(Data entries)
[Start of section]

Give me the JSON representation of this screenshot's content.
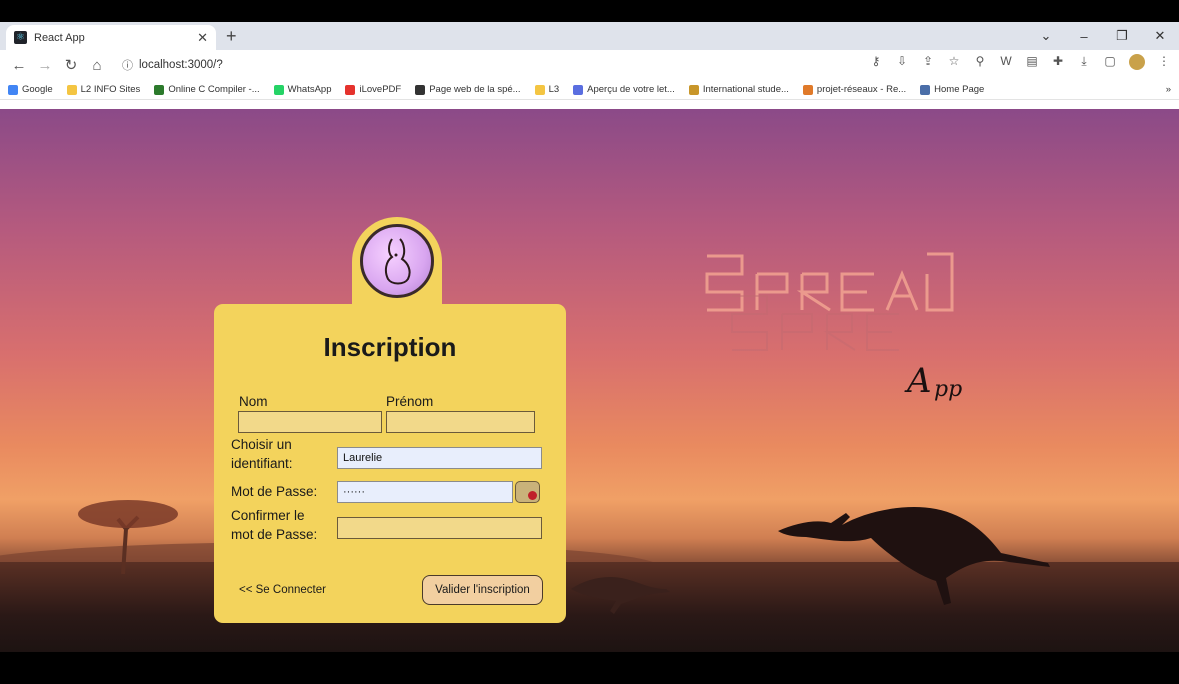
{
  "browser": {
    "tab_title": "React App",
    "url": "localhost:3000/?",
    "bookmarks": [
      {
        "label": "Google",
        "color": "#4285f4"
      },
      {
        "label": "L2 INFO Sites",
        "color": "#f4c542"
      },
      {
        "label": "Online C Compiler -...",
        "color": "#2c7a2c"
      },
      {
        "label": "WhatsApp",
        "color": "#25d366"
      },
      {
        "label": "iLovePDF",
        "color": "#e5322d"
      },
      {
        "label": "Page web de la spé...",
        "color": "#333333"
      },
      {
        "label": "L3",
        "color": "#f4c542"
      },
      {
        "label": "Aperçu de votre let...",
        "color": "#5a6ee0"
      },
      {
        "label": "International stude...",
        "color": "#c8962a"
      },
      {
        "label": "projet-réseaux - Re...",
        "color": "#e07a2a"
      },
      {
        "label": "Home Page",
        "color": "#4a6ea8"
      }
    ],
    "bookmarks_more": "»"
  },
  "form": {
    "title": "Inscription",
    "nom_label": "Nom",
    "prenom_label": "Prénom",
    "nom_value": "",
    "prenom_value": "",
    "identifiant_label_1": "Choisir un",
    "identifiant_label_2": "identifiant:",
    "identifiant_value": "Laurelie",
    "password_label": "Mot de Passe:",
    "password_value": "······",
    "confirm_label_1": "Confirmer le",
    "confirm_label_2": "mot de Passe:",
    "confirm_value": "",
    "login_link": "<< Se Connecter",
    "submit_label": "Valider l'inscription"
  },
  "colors": {
    "card": "#f3d35c",
    "input": "#f2d98a",
    "button": "#f2cfa0"
  }
}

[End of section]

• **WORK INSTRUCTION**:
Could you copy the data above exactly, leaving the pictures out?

• **EXERCISE ANSWER**:
Give me the JSON representation of this screenshot's content.
{
  "browser": {
    "tab_title": "React App",
    "url": "localhost:3000/?",
    "bookmarks": [
      {
        "label": "Google",
        "color": "#4285f4"
      },
      {
        "label": "L2 INFO Sites",
        "color": "#f4c542"
      },
      {
        "label": "Online C Compiler -...",
        "color": "#2c7a2c"
      },
      {
        "label": "WhatsApp",
        "color": "#25d366"
      },
      {
        "label": "iLovePDF",
        "color": "#e5322d"
      },
      {
        "label": "Page web de la spé...",
        "color": "#333333"
      },
      {
        "label": "L3",
        "color": "#f4c542"
      },
      {
        "label": "Aperçu de votre let...",
        "color": "#5a6ee0"
      },
      {
        "label": "International stude...",
        "color": "#c8962a"
      },
      {
        "label": "projet-réseaux - Re...",
        "color": "#e07a2a"
      },
      {
        "label": "Home Page",
        "color": "#4a6ea8"
      }
    ],
    "bookmarks_more": "»"
  },
  "form": {
    "title": "Inscription",
    "nom_label": "Nom",
    "prenom_label": "Prénom",
    "nom_value": "",
    "prenom_value": "",
    "identifiant_label_1": "Choisir un",
    "identifiant_label_2": "identifiant:",
    "identifiant_value": "Laurelie",
    "password_label": "Mot de Passe:",
    "password_value": "······",
    "confirm_label_1": "Confirmer le",
    "confirm_label_2": "mot de Passe:",
    "confirm_value": "",
    "login_link": "<< Se Connecter",
    "submit_label": "Valider l'inscription"
  },
  "colors": {
    "card": "#f3d35c",
    "input": "#f2d98a",
    "button": "#f2cfa0"
  }
}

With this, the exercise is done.